I remember getting invited to check out Twitter about 2 years ago. Next, I remember thinking that it seemed useless. Months passed….I got emails that said things like, “@delicioushair is now following you on Twitter”. WHAT?!? Why?
The notion of someone following me used to strike me as both odd and off-putting. I guess it sounds catchier than saying that someone is “paying attention to you on Twitter”, but that’s basically exactly what this means. I prefer to think of my subscribers, friends, contacts, and followers as part of my online audience. The better you are at building an audience, the more likely you are to convert this to actual business growth, in my opinion.
Over time, I got the hang of it, and I finally jumped in with both feet just over a year ago, and I’m thankful that I did.
As of a couple of days ago, I have over 10,000 people paying attention to me on Twitter.
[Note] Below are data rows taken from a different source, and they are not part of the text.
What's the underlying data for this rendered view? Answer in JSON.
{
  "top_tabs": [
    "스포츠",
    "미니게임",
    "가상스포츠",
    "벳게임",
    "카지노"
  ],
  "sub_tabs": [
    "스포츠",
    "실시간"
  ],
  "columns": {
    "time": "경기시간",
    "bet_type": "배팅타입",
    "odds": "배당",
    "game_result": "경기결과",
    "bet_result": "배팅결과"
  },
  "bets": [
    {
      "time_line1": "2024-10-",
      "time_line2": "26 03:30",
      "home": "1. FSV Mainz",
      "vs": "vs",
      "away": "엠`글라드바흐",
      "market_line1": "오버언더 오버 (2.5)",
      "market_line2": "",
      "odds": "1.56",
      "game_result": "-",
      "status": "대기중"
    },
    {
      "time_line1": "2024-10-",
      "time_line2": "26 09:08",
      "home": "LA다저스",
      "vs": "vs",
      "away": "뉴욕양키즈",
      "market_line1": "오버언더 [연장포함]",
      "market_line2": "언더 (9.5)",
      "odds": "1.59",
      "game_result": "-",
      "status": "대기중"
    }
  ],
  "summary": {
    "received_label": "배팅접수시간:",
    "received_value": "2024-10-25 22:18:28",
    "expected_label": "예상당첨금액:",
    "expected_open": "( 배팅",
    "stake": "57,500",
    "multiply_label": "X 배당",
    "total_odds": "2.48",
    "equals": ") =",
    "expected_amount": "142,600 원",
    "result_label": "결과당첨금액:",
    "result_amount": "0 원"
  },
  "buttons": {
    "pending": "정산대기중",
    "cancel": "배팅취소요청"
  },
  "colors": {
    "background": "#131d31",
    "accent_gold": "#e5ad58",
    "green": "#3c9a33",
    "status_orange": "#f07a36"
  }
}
What’s the significance of this? Well, by itself, not much. I had a brief conversation on Twitter with Derek Overbey (@doverbey) after crossing this milestone. He mentioned that quality is more important than quantity, and I agree wholeheartedly. I think having BOTH is pretty nice, too. 🙂
I consistently see Twitter users with 20,000 or even 50,000 followers who have really only built a very big house of cards for themselves. They never converse with anyone, and they are still trying to use Twitter like a traditional marketing channel, by broadcasting information rather than hanging out and listening.
A few nights ago, I was happy to be able to attend a local “tweetup” (Twitter-based meetup) with author Shel Israel. I even got to sit next to him at dinner, which made my day. Shel is the author of the newly released book “Twitterville” and co-author with Robert Scoble of one of the seminal books on blogging, “Naked Conversations”. During dinner, we had an interesting discussion with my local friend Mike Chapman about the fact that no politician has truly utilized social media yet, including President Obama. Obama’s campaign certainly did a very effective job of using the tools to broadcast their message, but that’s not the same thing as listening and joining the conversation. Shel noted that it would be newsworthy (and bookworthy) for a candidate to do this.
As with the candidates who jump on the bandwagon to appear hip, the same thing goes for anyone attempting to use Twitter to build his/her business. You must listen! Sending links from your blog posts, or just having a profile is not enough. What if someone responds to your post but you aren’t even there to see it? In much the same way, having a giant number of followers means nothing if they are all spambots, or if you are never around to speak with them. Raw numbers are not the important part – engagement is.
I am happy to hit this new plateau, but I also recognize that the key to success in any social medium is being consistent.
Over the past 24 hours, I had two of my agents contact me, excited about new prospects that they have. One of them is looking to spend up to $3 million for a waterfront home (fully pre-screened – it’s his friend’s fiancee), and the other is considering homes priced in the $1 million range. If they both close, I would stand to make $22,500 or more for our company. Why am I bothering to tell you this? Because I met BOTH of these agents on Twitter. It’s a phenomenal recruiting tool if handled correctly.
P.S. Just a quick tip: If you want to get serious about using Twitter to build relationships and your business, I would highly recommend using TweetDeck, Seesmic Desktop, or something similar. It makes it easier to pay attention to the people you care about and form bonds with them.